Nuclear Soul by LionizeRelease date: September 8, 2017
Label: The End Records
While seemingly regarded as Clutch apprentices may have had some benefits – guest appearances on your albums and bagging tour slots – there comes a time when Lionize will have to step out on their own to further form their own identity. On their sixth album, Nuclear Soul, they have departed from their Maryland pioneers Weathermaker records to sign with The End label. However, the Clutch association isn’t entirely cast adrift as Clutch’s Jean-Paul Gastor is among the collaborative production team along with J. Robbins and Lionize themselves.
There are a few marked differences to this latest release as they trim their progressive genre exploring urges where they can be prone to veer off into reggae and dub, and other further afield musical quests. While diversity isn’t a bad thing, on Nuclear Soul they do instead demonstrate a notable directness, instantly punchy, fat reduced, riffy rock overload satisfaction. The production, coinciding with the song writing is sharp, crisp, and as modern as the classic rock template can possibly ever sound.
Lionize burst out of the blocks like prime era Usain Bolt with a supercharged vibrancy and tightly controlled attention to song writing detail. The songs boast the energy of Clutch fed through classic era Deep Purple and UFO without ever sounding like copying their heroes. From the opening keyboard wizardry of ‘Darkest Timeline’ to the spirited funk rock of ‘Face Of Mars’ via the vibrant riffy rush of ‘Power Grid’, the rollicking drive of ‘Blindness To Danger’ and the heavy pummelling riffage of ‘March Of The Clones’, are all startling demonstrations of a lean, pumped up Lionize.

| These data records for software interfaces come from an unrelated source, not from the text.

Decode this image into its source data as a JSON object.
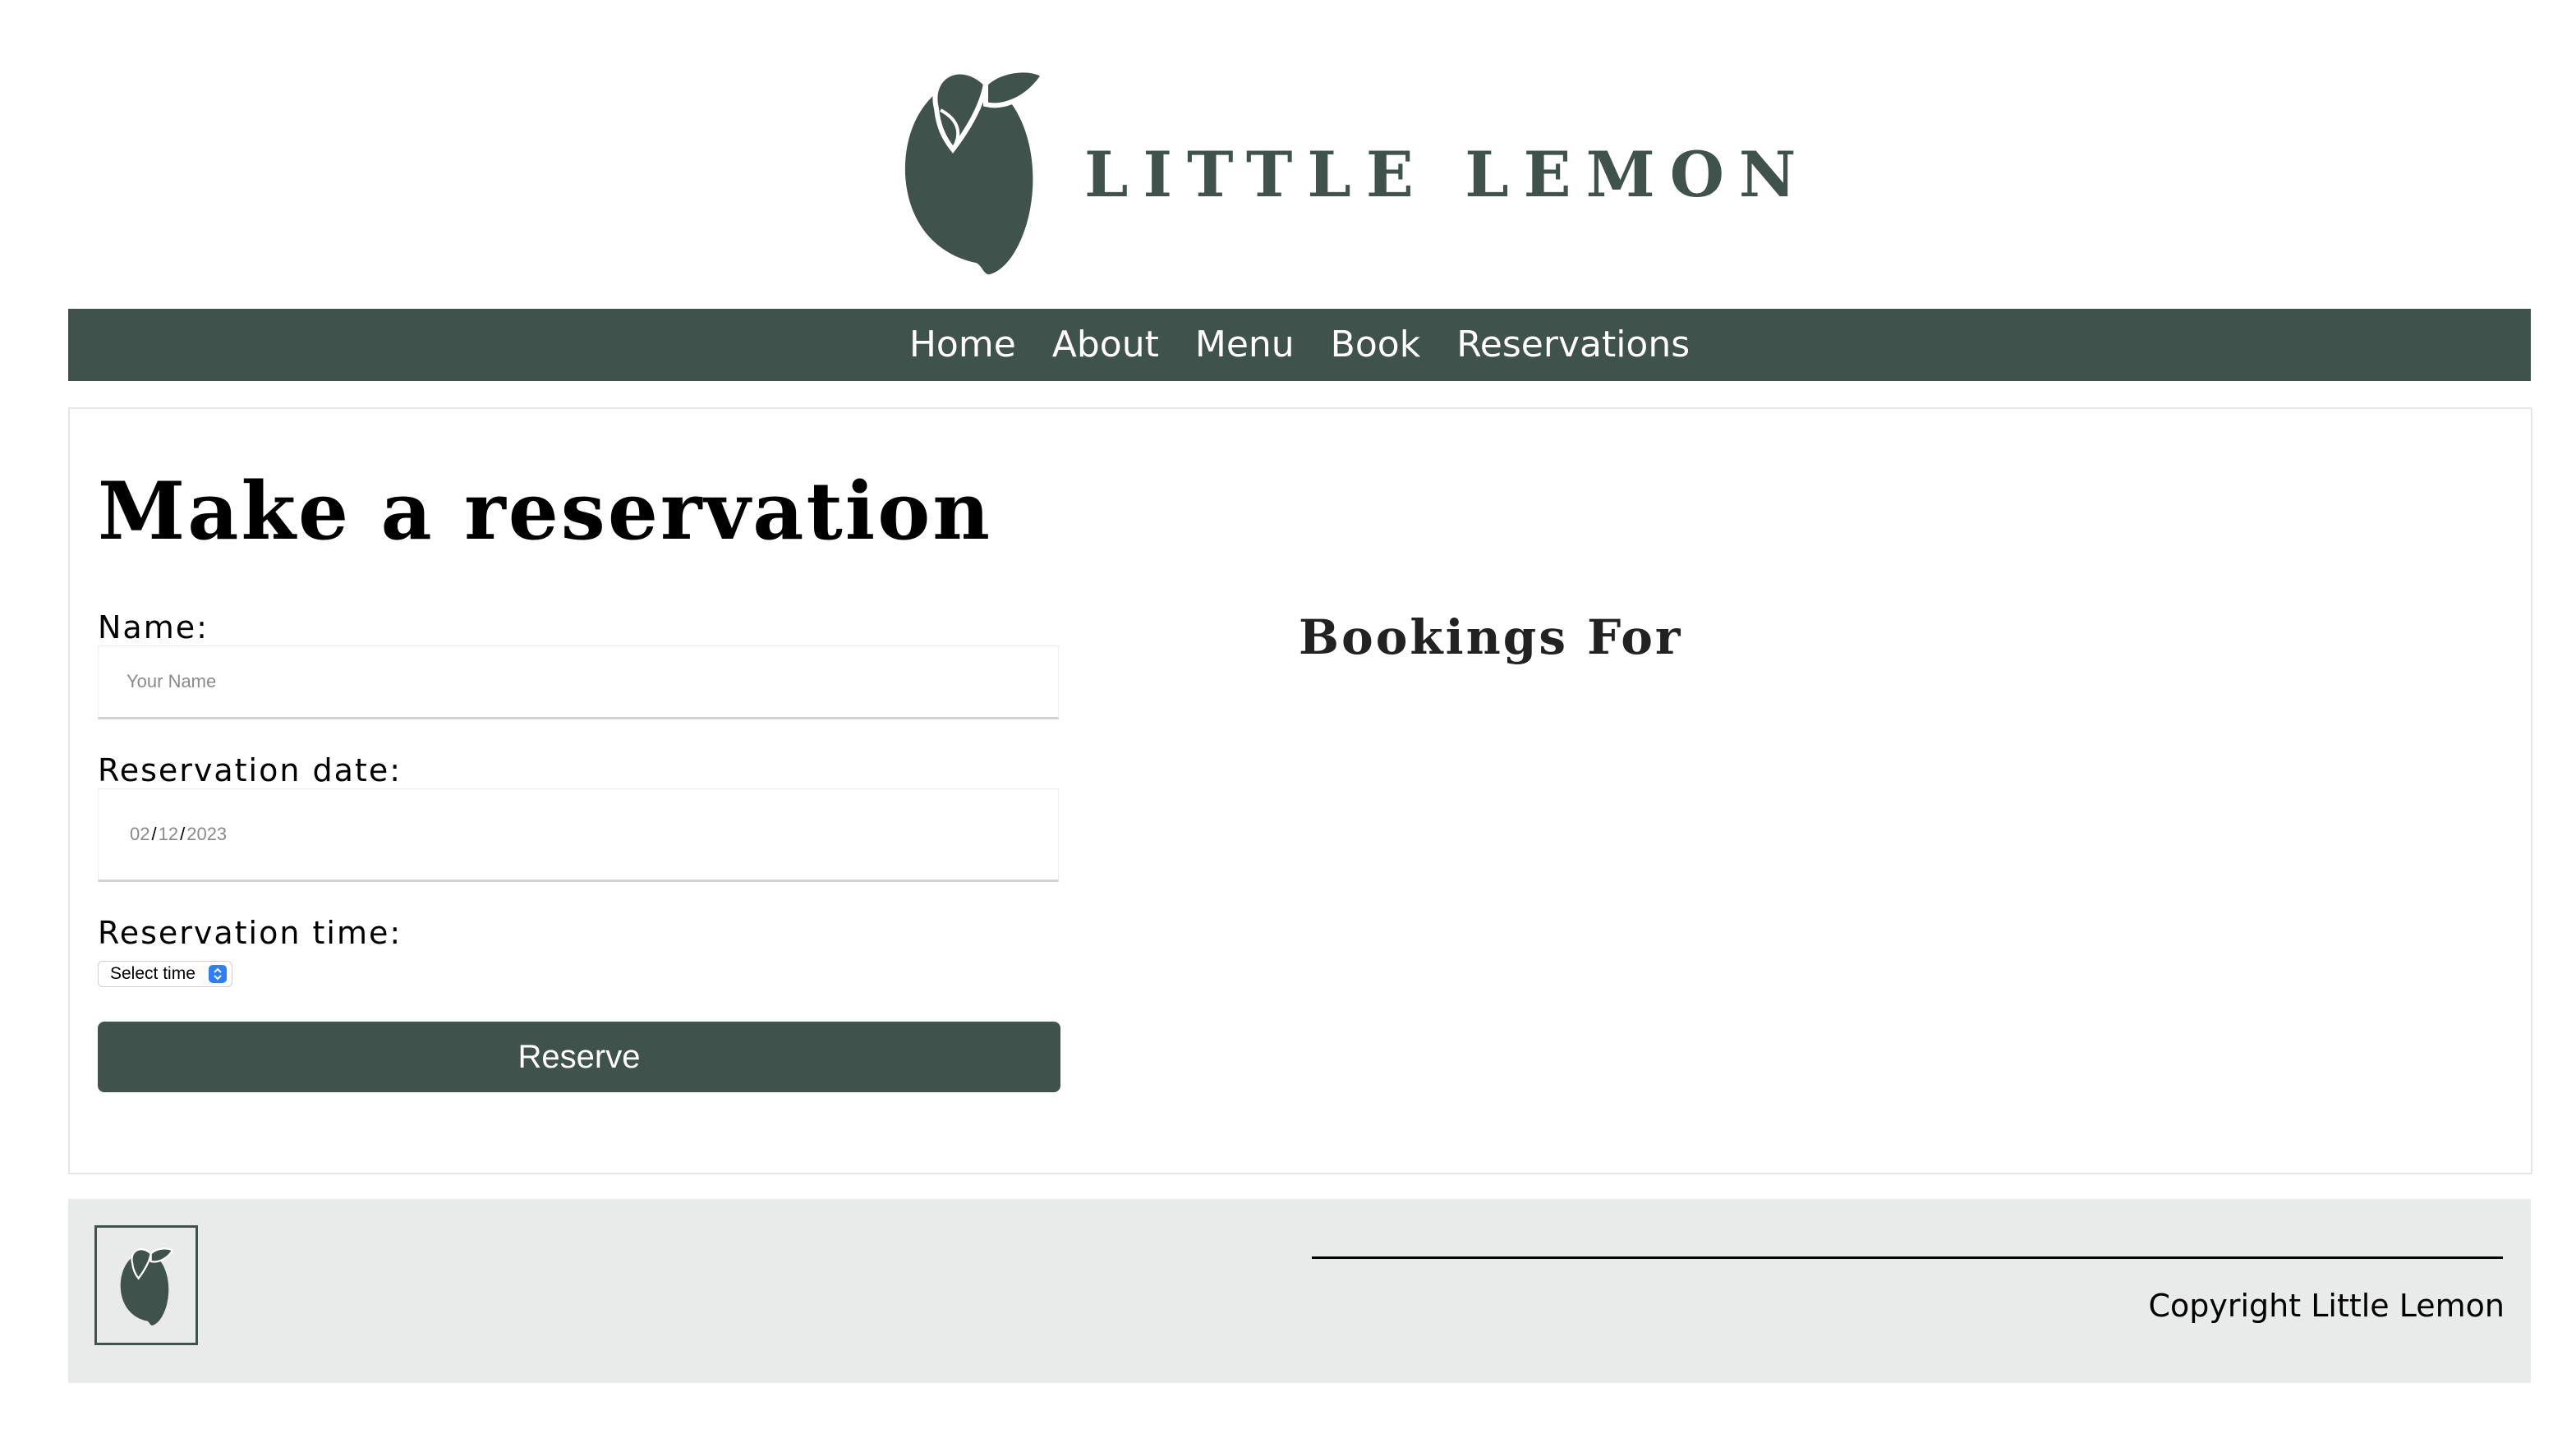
{
  "brand": {
    "name": "LITTLE LEMON",
    "accent_color": "#40524c",
    "logo_icon": "lemon-icon"
  },
  "nav": {
    "items": [
      {
        "label": "Home"
      },
      {
        "label": "About"
      },
      {
        "label": "Menu"
      },
      {
        "label": "Book"
      },
      {
        "label": "Reservations"
      }
    ]
  },
  "reservation": {
    "title": "Make a reservation",
    "name_label": "Name:",
    "name_placeholder": "Your Name",
    "date_label": "Reservation date:",
    "date_value": {
      "month": "02",
      "day": "12",
      "year": "2023",
      "separator": "/"
    },
    "time_label": "Reservation time:",
    "time_select_value": "Select time",
    "submit_label": "Reserve"
  },
  "bookings": {
    "title": "Bookings For"
  },
  "footer": {
    "copyright": "Copyright Little Lemon",
    "logo_icon": "lemon-icon"
  }
}
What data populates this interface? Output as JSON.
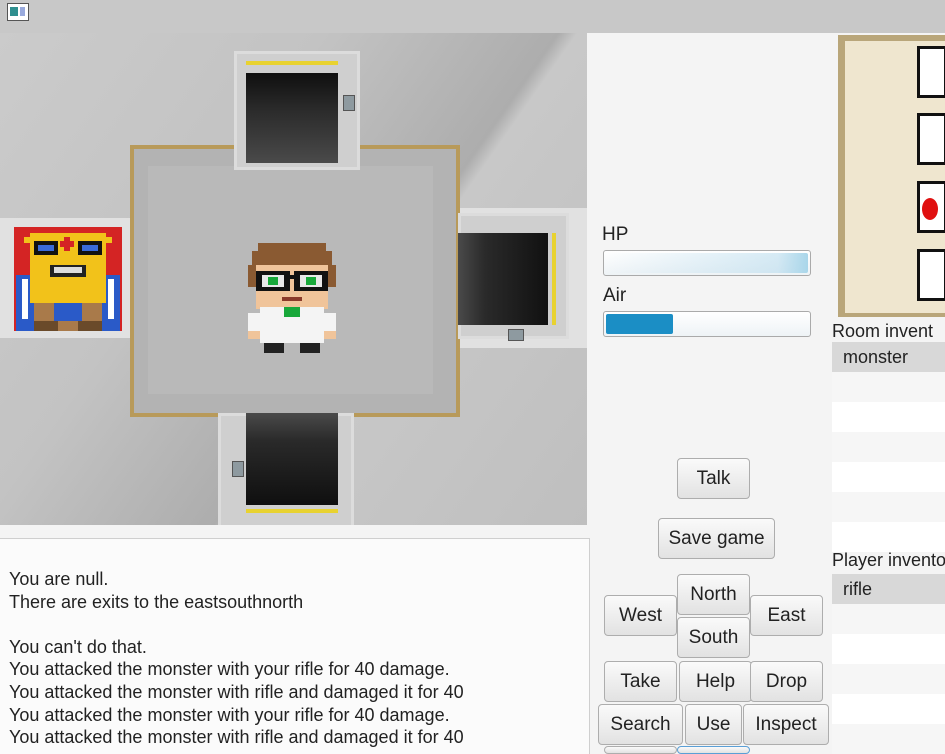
{
  "window": {
    "icon": "app-icon"
  },
  "status": {
    "hp_label": "HP",
    "hp_level": 1.0,
    "air_label": "Air",
    "air_level": 0.33
  },
  "buttons": {
    "talk": "Talk",
    "save": "Save game",
    "north": "North",
    "west": "West",
    "east": "East",
    "south": "South",
    "take": "Take",
    "help": "Help",
    "drop": "Drop",
    "search": "Search",
    "use": "Use",
    "inspect": "Inspect"
  },
  "log": {
    "lines": [
      "You are null.",
      "There are exits to the eastsouthnorth",
      "",
      "You can't do that.",
      "You attacked the monster with your rifle for 40 damage.",
      "You attacked the monster with rifle and damaged it for 40",
      "You attacked the monster with your rifle for 40 damage.",
      "You attacked the monster with rifle and damaged it for 40"
    ]
  },
  "room_inventory": {
    "title": "Room invent",
    "items": [
      "monster"
    ]
  },
  "player_inventory": {
    "title": "Player invento",
    "items": [
      "rifle"
    ]
  },
  "minimap": {
    "current_marker": "red-dot"
  },
  "colors": {
    "accent": "#1b8ec5",
    "door_light": "#e8d230",
    "room_border": "#b89a5a",
    "map_marker": "#e01010"
  }
}
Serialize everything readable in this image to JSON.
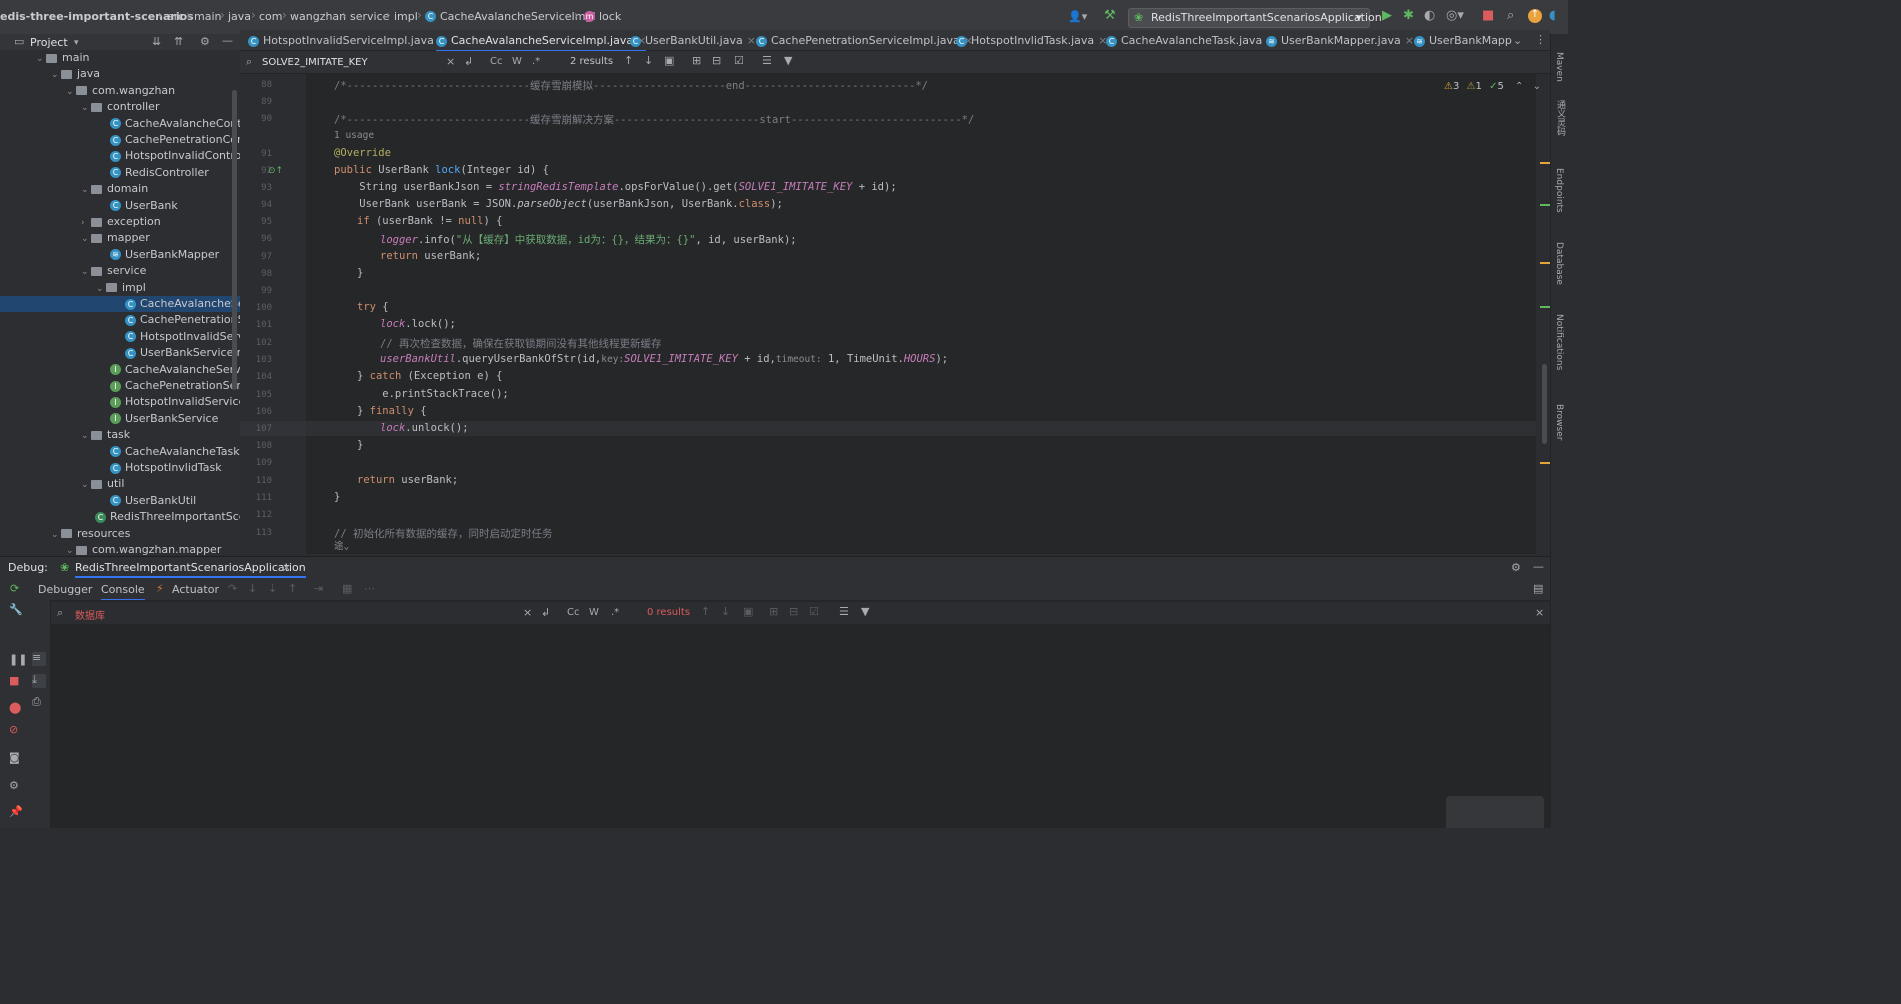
{
  "breadcrumbs": [
    "edis-three-important-scenarios",
    "src",
    "main",
    "java",
    "com",
    "wangzhan",
    "service",
    "impl",
    "CacheAvalancheServiceImpl",
    "lock"
  ],
  "run_config": "RedisThreeImportantScenariosApplication",
  "project_panel": {
    "title": "Project",
    "tree": [
      {
        "label": "main",
        "type": "folder",
        "indent": 0
      },
      {
        "label": "java",
        "type": "folder",
        "indent": 1
      },
      {
        "label": "com.wangzhan",
        "type": "folder",
        "indent": 2
      },
      {
        "label": "controller",
        "type": "folder",
        "indent": 3
      },
      {
        "label": "CacheAvalancheContro",
        "type": "class",
        "indent": 4
      },
      {
        "label": "CachePenetrationContr",
        "type": "class",
        "indent": 4
      },
      {
        "label": "HotspotInvalidControlle",
        "type": "class",
        "indent": 4
      },
      {
        "label": "RedisController",
        "type": "class",
        "indent": 4
      },
      {
        "label": "domain",
        "type": "folder",
        "indent": 3
      },
      {
        "label": "UserBank",
        "type": "class",
        "indent": 4
      },
      {
        "label": "exception",
        "type": "folder-collapsed",
        "indent": 3
      },
      {
        "label": "mapper",
        "type": "folder",
        "indent": 3
      },
      {
        "label": "UserBankMapper",
        "type": "mapper",
        "indent": 4
      },
      {
        "label": "service",
        "type": "folder",
        "indent": 3
      },
      {
        "label": "impl",
        "type": "folder",
        "indent": 4
      },
      {
        "label": "CacheAvalancheServ",
        "type": "class",
        "indent": 5,
        "selected": true
      },
      {
        "label": "CachePenetrationSe",
        "type": "class",
        "indent": 5
      },
      {
        "label": "HotspotInvalidServic",
        "type": "class",
        "indent": 5
      },
      {
        "label": "UserBankServiceImp",
        "type": "class",
        "indent": 5
      },
      {
        "label": "CacheAvalancheService",
        "type": "interface",
        "indent": 4
      },
      {
        "label": "CachePenetrationServic",
        "type": "interface",
        "indent": 4
      },
      {
        "label": "HotspotInvalidService",
        "type": "interface",
        "indent": 4
      },
      {
        "label": "UserBankService",
        "type": "interface",
        "indent": 4
      },
      {
        "label": "task",
        "type": "folder",
        "indent": 3
      },
      {
        "label": "CacheAvalancheTask",
        "type": "class",
        "indent": 4
      },
      {
        "label": "HotspotInvlidTask",
        "type": "class",
        "indent": 4
      },
      {
        "label": "util",
        "type": "folder",
        "indent": 3
      },
      {
        "label": "UserBankUtil",
        "type": "class",
        "indent": 4
      },
      {
        "label": "RedisThreeImportantScena",
        "type": "app",
        "indent": 3
      },
      {
        "label": "resources",
        "type": "folder",
        "indent": 1
      },
      {
        "label": "com.wangzhan.mapper",
        "type": "folder",
        "indent": 2
      }
    ]
  },
  "editor_tabs": [
    {
      "label": "HotspotInvalidServiceImpl.java",
      "active": false
    },
    {
      "label": "CacheAvalancheServiceImpl.java",
      "active": true
    },
    {
      "label": "UserBankUtil.java",
      "active": false
    },
    {
      "label": "CachePenetrationServiceImpl.java",
      "active": false
    },
    {
      "label": "HotspotInvlidTask.java",
      "active": false
    },
    {
      "label": "CacheAvalancheTask.java",
      "active": false
    },
    {
      "label": "UserBankMapper.java",
      "active": false
    },
    {
      "label": "UserBankMapp",
      "active": false
    }
  ],
  "find_bar": {
    "query": "SOLVE2_IMITATE_KEY",
    "results": "2 results",
    "case_label": "Cc",
    "word_label": "W",
    "regex_label": ".*"
  },
  "inspections": {
    "warnings": "3",
    "weak_warnings": "1",
    "ok": "5"
  },
  "code": {
    "line_numbers": [
      "88",
      "89",
      "90",
      "",
      "91",
      "92",
      "93",
      "94",
      "95",
      "96",
      "97",
      "98",
      "99",
      "100",
      "101",
      "102",
      "103",
      "104",
      "105",
      "106",
      "107",
      "108",
      "109",
      "110",
      "111",
      "112",
      "113"
    ],
    "comment_end": "/*-----------------------------缓存雪崩模拟---------------------end---------------------------*/",
    "comment_start": "/*-----------------------------缓存雪崩解决方案-----------------------start---------------------------*/",
    "usage_hint": "1 usage",
    "override": "@Override",
    "l92_kw": "public",
    "l92_rest": " UserBank ",
    "l92_fn": "lock",
    "l92_tail": "(Integer id) {",
    "l93_pre": "    String userBankJson = ",
    "l93_fld": "stringRedisTemplate",
    "l93_mid": ".opsForValue().get(",
    "l93_const": "SOLVE1_IMITATE_KEY",
    "l93_tail": " + id);",
    "l94_pre": "    UserBank userBank = JSON.",
    "l94_static": "parseObject",
    "l94_mid": "(userBankJson, UserBank.",
    "l94_kw": "class",
    "l94_tail": ");",
    "l95_kw": "if",
    "l95_mid": " (userBank != ",
    "l95_null": "null",
    "l95_tail": ") {",
    "l96_fld": "logger",
    "l96_mid": ".info(",
    "l96_str": "\"从【缓存】中获取数据，id为：{}，结果为：{}\"",
    "l96_tail": ", id, userBank);",
    "l97_kw": "return",
    "l97_tail": " userBank;",
    "close_brace": "}",
    "l100_kw": "try",
    "l100_tail": " {",
    "l101_fld": "lock",
    "l101_tail": ".lock();",
    "l102_cm": "// 再次检查数据，确保在获取锁期间没有其他线程更新缓存",
    "l103_fld": "userBankUtil",
    "l103_mid": ".queryUserBankOfStr(id,",
    "l103_hint_key": "key:",
    "l103_const": "SOLVE1_IMITATE_KEY",
    "l103_mid2": " + id,",
    "l103_hint_timeout": "timeout:",
    "l103_mid3": " 1, TimeUnit.",
    "l103_enum": "HOURS",
    "l103_tail": ");",
    "l104_pre": "} ",
    "l104_kw": "catch",
    "l104_tail": " (Exception e) {",
    "l105": "    e.printStackTrace();",
    "l106_pre": "} ",
    "l106_kw": "finally",
    "l106_tail": " {",
    "l107_fld": "lock",
    "l107_tail": ".unlock();",
    "l110_kw": "return",
    "l110_tail": " userBank;",
    "l113_cm": "// 初始化所有数据的缓存，同时启动定时任务",
    "fold_hint": "途⌄"
  },
  "right_strip": [
    "Maven",
    "通义灵码",
    "Endpoints",
    "Database",
    "Notifications",
    "Browser"
  ],
  "debug": {
    "label": "Debug:",
    "session": "RedisThreeImportantScenariosApplication",
    "tabs": [
      "Debugger",
      "Console",
      "Actuator"
    ],
    "active_tab": "Console",
    "search_query": "数据库",
    "search_results": "0 results",
    "case_label": "Cc",
    "word_label": "W",
    "regex_label": ".*"
  },
  "colors": {
    "accent": "#3574f0",
    "selection": "#21466f",
    "warning": "#e2a43b",
    "ok": "#5fb85f"
  }
}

And these are songs which, after several listens, eventually encourage big sing along to moments. Whether it’s to the current social/political worrying times of the ‘Darkest Timeline’, “You know I’ve got American Blues”, “We’re on the darkest timeline”. Continues with the hip shaking urgency of ‘Election Year’, “Don’t trust the government, it’s a pack of lies, it’s a fantasy about liberty” warns Nate. Believe me, you will bellow along making political uncertainty, or future dystopian sci-fi (it’s all open to interpretation), never sound so enjoyable.
While Chris Brooks exemplary speedy Hammond Keyboard and Nate Bergman’s nifty guitar riffs collide in exciting fashion all over the record. To the contrasting reflective, astutely pitched, soul/rock ballad of ‘Ain’t It A Shame’ as they skilfully avoid sugary sentimental trappings. Oh, and let’s not exclude the fine Thin Lizzy esque ‘Fire In Athena’. The melodies and choruses throughout are huge!
There a couple of missteps though as ‘Let You Down’ does indeed do what the title informs. It is a second-rate Joe Cocker ‘With A Little Help From My Friends’ ballad belter attempt. It lacks the impassioned pull the Sheffield gutsy balladry bruiser could expertly muster in his prime. And the title track itself, which again doesn’t quite succeed in delivering a deep emotional depth it is no doubt aiming for, though vocalist Nate does give it a fair crack of the whip.
But despite these two miss-firings, and even though British rockers Inglorious may be currently lapping up all the attention by the classic rock media, it is Lionize who have made the most thrilling, most lyrically universally relevant classic rock album this reviewer has heard this year so far. Nuclear Soul is the sound of a band in control, focused, and clear of their musical direction. They have achieved the triumphant combination of sounding creatively fresh, aided by memorable riffy hooks, with a strong song writing prowess which comes from an expanding confidence and experience. The apprentices have grown their mane to come of age.